Segment Start: RECORDS FOR THIS EXERCISE

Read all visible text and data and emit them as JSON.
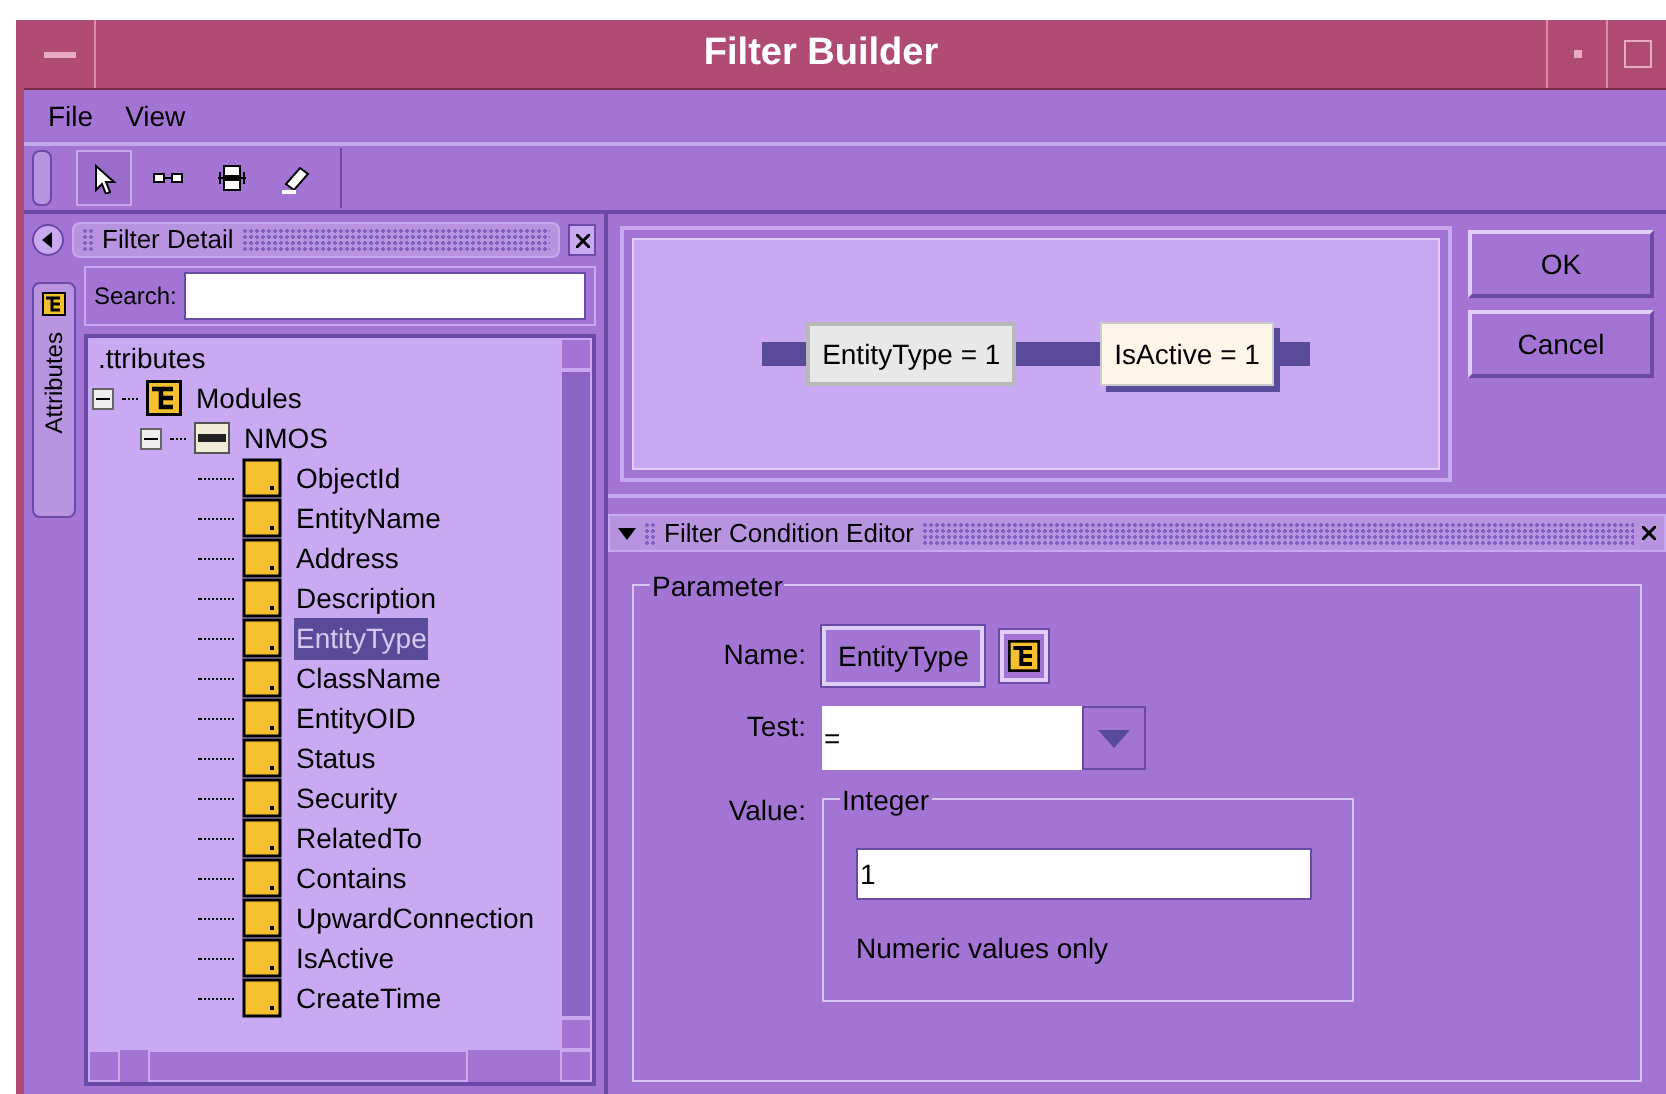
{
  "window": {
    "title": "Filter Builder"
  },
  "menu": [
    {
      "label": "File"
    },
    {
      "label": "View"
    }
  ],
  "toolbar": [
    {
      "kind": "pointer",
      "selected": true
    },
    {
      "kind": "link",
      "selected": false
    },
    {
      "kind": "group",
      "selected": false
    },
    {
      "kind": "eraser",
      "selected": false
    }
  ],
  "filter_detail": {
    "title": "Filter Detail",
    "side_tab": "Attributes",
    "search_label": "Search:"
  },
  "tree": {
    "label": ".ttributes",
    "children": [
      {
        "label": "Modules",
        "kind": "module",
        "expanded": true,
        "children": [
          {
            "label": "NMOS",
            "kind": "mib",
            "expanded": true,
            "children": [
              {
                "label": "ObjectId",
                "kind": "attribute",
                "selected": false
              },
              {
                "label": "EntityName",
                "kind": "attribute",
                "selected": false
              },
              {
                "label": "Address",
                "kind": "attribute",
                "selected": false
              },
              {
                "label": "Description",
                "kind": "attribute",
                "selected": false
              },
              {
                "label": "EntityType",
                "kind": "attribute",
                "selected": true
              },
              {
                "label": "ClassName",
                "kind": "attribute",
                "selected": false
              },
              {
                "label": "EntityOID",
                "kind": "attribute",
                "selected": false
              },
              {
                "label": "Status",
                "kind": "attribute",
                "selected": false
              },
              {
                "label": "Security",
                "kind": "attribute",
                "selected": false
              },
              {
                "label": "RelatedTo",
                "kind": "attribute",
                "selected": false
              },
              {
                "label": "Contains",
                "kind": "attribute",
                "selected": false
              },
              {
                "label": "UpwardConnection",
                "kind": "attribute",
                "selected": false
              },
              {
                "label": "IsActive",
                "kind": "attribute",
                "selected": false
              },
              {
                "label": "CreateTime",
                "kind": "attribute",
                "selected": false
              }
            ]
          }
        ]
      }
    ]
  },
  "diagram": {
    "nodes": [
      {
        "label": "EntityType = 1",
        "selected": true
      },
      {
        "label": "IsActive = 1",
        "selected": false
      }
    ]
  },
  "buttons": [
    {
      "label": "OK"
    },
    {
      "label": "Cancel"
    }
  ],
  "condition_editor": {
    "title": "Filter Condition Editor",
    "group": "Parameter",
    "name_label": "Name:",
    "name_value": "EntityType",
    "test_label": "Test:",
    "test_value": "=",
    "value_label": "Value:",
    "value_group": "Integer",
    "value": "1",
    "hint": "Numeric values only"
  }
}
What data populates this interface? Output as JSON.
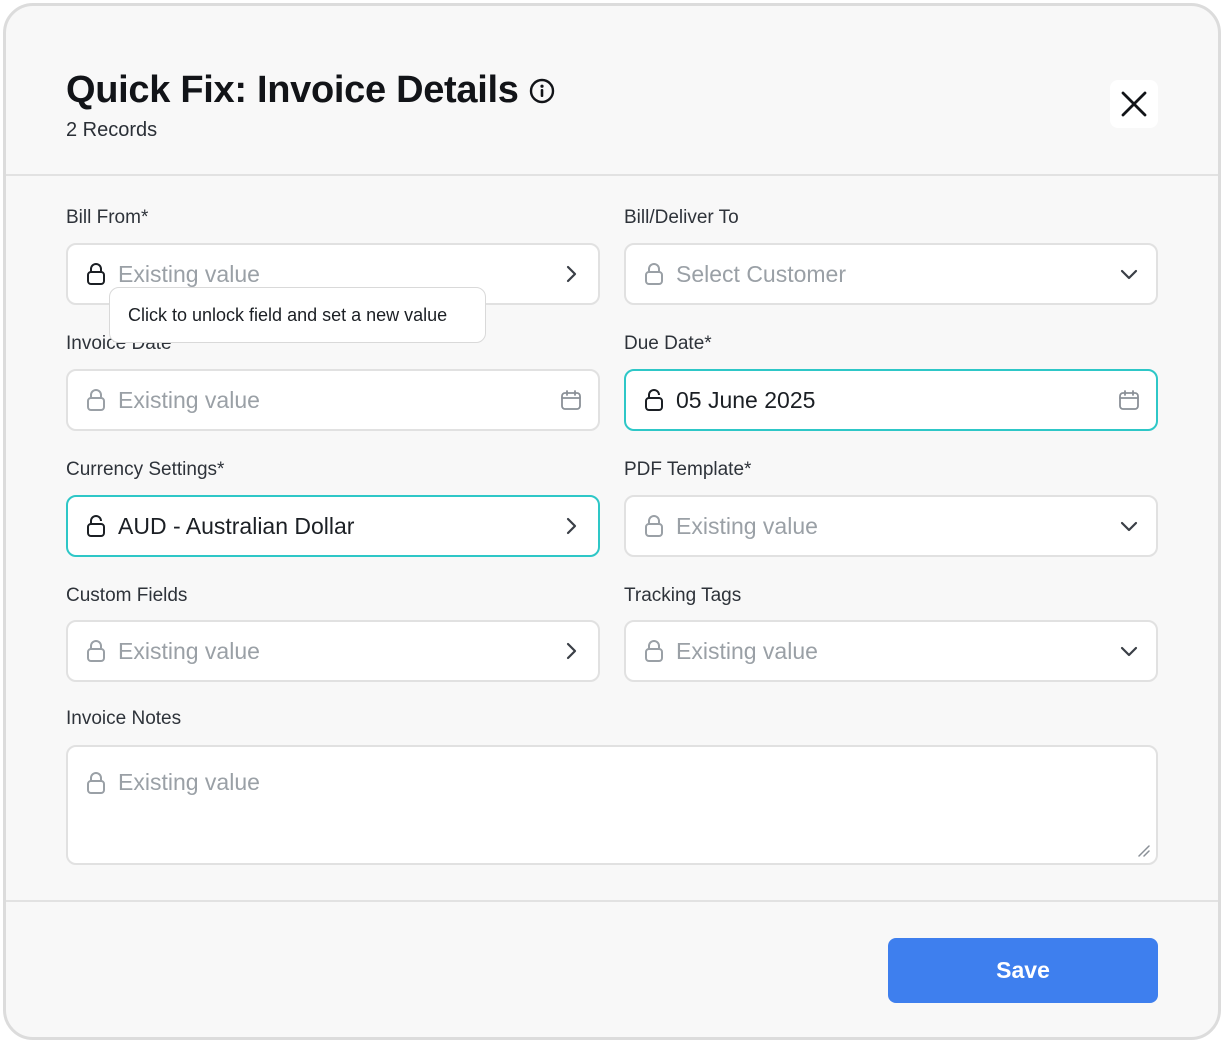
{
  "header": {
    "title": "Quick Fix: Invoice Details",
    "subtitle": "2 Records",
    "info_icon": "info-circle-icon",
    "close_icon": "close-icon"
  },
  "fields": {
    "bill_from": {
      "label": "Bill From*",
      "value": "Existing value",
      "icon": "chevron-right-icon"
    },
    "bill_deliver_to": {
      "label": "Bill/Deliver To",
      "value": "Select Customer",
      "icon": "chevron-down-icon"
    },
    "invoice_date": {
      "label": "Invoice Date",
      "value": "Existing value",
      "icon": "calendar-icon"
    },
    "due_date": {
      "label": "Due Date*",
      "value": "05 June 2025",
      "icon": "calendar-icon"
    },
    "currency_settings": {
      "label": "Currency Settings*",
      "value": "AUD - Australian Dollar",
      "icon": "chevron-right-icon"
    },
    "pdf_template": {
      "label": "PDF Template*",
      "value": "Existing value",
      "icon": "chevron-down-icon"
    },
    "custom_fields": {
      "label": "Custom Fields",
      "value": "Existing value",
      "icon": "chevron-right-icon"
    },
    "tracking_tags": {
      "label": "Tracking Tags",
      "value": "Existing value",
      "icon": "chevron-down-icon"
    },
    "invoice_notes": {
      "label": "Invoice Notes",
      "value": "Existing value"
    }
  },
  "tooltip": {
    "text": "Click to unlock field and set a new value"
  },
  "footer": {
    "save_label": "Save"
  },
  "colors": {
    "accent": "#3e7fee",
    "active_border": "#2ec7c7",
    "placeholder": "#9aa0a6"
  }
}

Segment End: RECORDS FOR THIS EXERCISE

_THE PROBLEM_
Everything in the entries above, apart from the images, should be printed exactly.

_OUTPUT FOR THIS TASK_
Read all visible text and data and emit them as JSON.
{
  "window": {
    "title": "Filter Builder"
  },
  "menu": [
    {
      "label": "File"
    },
    {
      "label": "View"
    }
  ],
  "toolbar": [
    {
      "kind": "pointer",
      "selected": true
    },
    {
      "kind": "link",
      "selected": false
    },
    {
      "kind": "group",
      "selected": false
    },
    {
      "kind": "eraser",
      "selected": false
    }
  ],
  "filter_detail": {
    "title": "Filter Detail",
    "side_tab": "Attributes",
    "search_label": "Search:"
  },
  "tree": {
    "label": ".ttributes",
    "children": [
      {
        "label": "Modules",
        "kind": "module",
        "expanded": true,
        "children": [
          {
            "label": "NMOS",
            "kind": "mib",
            "expanded": true,
            "children": [
              {
                "label": "ObjectId",
                "kind": "attribute",
                "selected": false
              },
              {
                "label": "EntityName",
                "kind": "attribute",
                "selected": false
              },
              {
                "label": "Address",
                "kind": "attribute",
                "selected": false
              },
              {
                "label": "Description",
                "kind": "attribute",
                "selected": false
              },
              {
                "label": "EntityType",
                "kind": "attribute",
                "selected": true
              },
              {
                "label": "ClassName",
                "kind": "attribute",
                "selected": false
              },
              {
                "label": "EntityOID",
                "kind": "attribute",
                "selected": false
              },
              {
                "label": "Status",
                "kind": "attribute",
                "selected": false
              },
              {
                "label": "Security",
                "kind": "attribute",
                "selected": false
              },
              {
                "label": "RelatedTo",
                "kind": "attribute",
                "selected": false
              },
              {
                "label": "Contains",
                "kind": "attribute",
                "selected": false
              },
              {
                "label": "UpwardConnection",
                "kind": "attribute",
                "selected": false
              },
              {
                "label": "IsActive",
                "kind": "attribute",
                "selected": false
              },
              {
                "label": "CreateTime",
                "kind": "attribute",
                "selected": false
              }
            ]
          }
        ]
      }
    ]
  },
  "diagram": {
    "nodes": [
      {
        "label": "EntityType = 1",
        "selected": true
      },
      {
        "label": "IsActive = 1",
        "selected": false
      }
    ]
  },
  "buttons": [
    {
      "label": "OK"
    },
    {
      "label": "Cancel"
    }
  ],
  "condition_editor": {
    "title": "Filter Condition Editor",
    "group": "Parameter",
    "name_label": "Name:",
    "name_value": "EntityType",
    "test_label": "Test:",
    "test_value": "=",
    "value_label": "Value:",
    "value_group": "Integer",
    "value": "1",
    "hint": "Numeric values only"
  }
}
What data populates this interface? Output as JSON.
{
  "header": {
    "title": "Quick Fix: Invoice Details",
    "subtitle": "2 Records",
    "info_icon": "info-circle-icon",
    "close_icon": "close-icon"
  },
  "fields": {
    "bill_from": {
      "label": "Bill From*",
      "value": "Existing value",
      "icon": "chevron-right-icon"
    },
    "bill_deliver_to": {
      "label": "Bill/Deliver To",
      "value": "Select Customer",
      "icon": "chevron-down-icon"
    },
    "invoice_date": {
      "label": "Invoice Date",
      "value": "Existing value",
      "icon": "calendar-icon"
    },
    "due_date": {
      "label": "Due Date*",
      "value": "05 June 2025",
      "icon": "calendar-icon"
    },
    "currency_settings": {
      "label": "Currency Settings*",
      "value": "AUD - Australian Dollar",
      "icon": "chevron-right-icon"
    },
    "pdf_template": {
      "label": "PDF Template*",
      "value": "Existing value",
      "icon": "chevron-down-icon"
    },
    "custom_fields": {
      "label": "Custom Fields",
      "value": "Existing value",
      "icon": "chevron-right-icon"
    },
    "tracking_tags": {
      "label": "Tracking Tags",
      "value": "Existing value",
      "icon": "chevron-down-icon"
    },
    "invoice_notes": {
      "label": "Invoice Notes",
      "value": "Existing value"
    }
  },
  "tooltip": {
    "text": "Click to unlock field and set a new value"
  },
  "footer": {
    "save_label": "Save"
  },
  "colors": {
    "accent": "#3e7fee",
    "active_border": "#2ec7c7",
    "placeholder": "#9aa0a6"
  }
}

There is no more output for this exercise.